May Recognized As Hepatitis C Awareness Month

Contact: T.J. Bucholz (517) 241-2112
Agency: Community Health

May 1, 2006

Michigan Governor Jennifer M. Granholm has designated May as Hepatitis C Awareness Month in Michigan.

“Hepatitis C poses a significant threat to the health of Michigan residents,” said Janet Olszewski, Director of the Michigan Department of Community Health. “Public awareness and education is key to preventing this disease which ravages the liver.”

In recognition of this month, an educational program entitled “Hepatitis C: The Vision and the Voices” will be held for Michigan legislators and policymakers. The event, which is being co-sponsored by the American Liver Foundation – Michigan Chapter, Hepatitis C and Me, the Michigan Department of Community Health, and the Michigan Hepatitis C Foundation, will take place in Conference Rooms A, B, and C of the Capitol View Building on May 25th from 7:30 a.m. to 8:30 a.m.

“Hepatitis C: The Vision and the Voices” will present an overview of the disease of hepatitis C and will provide insights into the impact of this disease on individuals and the broader community. There will also be a delineation of the continuum of services that are needed to effectively address this disease.

Hepatitis C is the most common blood-borne infection with an estimated 160,000 Michigan residents currently infected with the virus that causes this disease. Seventy-five to 85 percent of individuals infected with the virus go on to develop chronic infection, which can result in damage to the liver, end-stage liver disease, and death.

The disease causes few, if any, symptoms making it hard for early detection. It is estimated that sixty to seventy percent of individuals infected with the virus do not know they are infected. Roughly 50 percent of individuals who are treated for hepatitis C will clear the virus from their body and for others, risk of progression can be prevented or delayed through early detection, appropriate medical management, and behavior change.

“Individuals who are infected with hepatitis C should be further evaluated by a physician,” says Dr. Peter Gulick, Director of the HIV/Hepatitis Clinic at Michigan State University and one of the presenters for the planned educational program. “This evaluation can help determine the extent of liver damage and can be used to make decisions regarding whether treatment is indicated.”

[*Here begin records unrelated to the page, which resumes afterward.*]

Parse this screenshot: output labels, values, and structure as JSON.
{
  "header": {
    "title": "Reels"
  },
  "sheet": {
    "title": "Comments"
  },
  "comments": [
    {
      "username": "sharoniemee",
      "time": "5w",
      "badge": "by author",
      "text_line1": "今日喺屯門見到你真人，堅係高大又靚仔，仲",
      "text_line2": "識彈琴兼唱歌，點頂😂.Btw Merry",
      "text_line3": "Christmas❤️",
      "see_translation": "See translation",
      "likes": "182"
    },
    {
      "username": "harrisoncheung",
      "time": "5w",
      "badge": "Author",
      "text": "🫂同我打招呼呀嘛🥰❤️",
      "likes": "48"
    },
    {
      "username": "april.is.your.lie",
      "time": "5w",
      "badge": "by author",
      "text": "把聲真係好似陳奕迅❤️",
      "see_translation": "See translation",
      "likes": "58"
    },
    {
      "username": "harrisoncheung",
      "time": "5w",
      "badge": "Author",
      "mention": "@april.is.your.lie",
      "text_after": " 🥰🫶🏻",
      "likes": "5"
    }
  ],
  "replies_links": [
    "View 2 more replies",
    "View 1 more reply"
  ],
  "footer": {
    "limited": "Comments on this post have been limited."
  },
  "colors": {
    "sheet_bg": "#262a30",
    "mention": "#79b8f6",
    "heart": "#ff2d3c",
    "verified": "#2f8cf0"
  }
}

For more information on the education forum, please contact Lori Stegmier, Michigan Department of Community Health - Hepatitis Planning Coordinator at (517) 335-9435.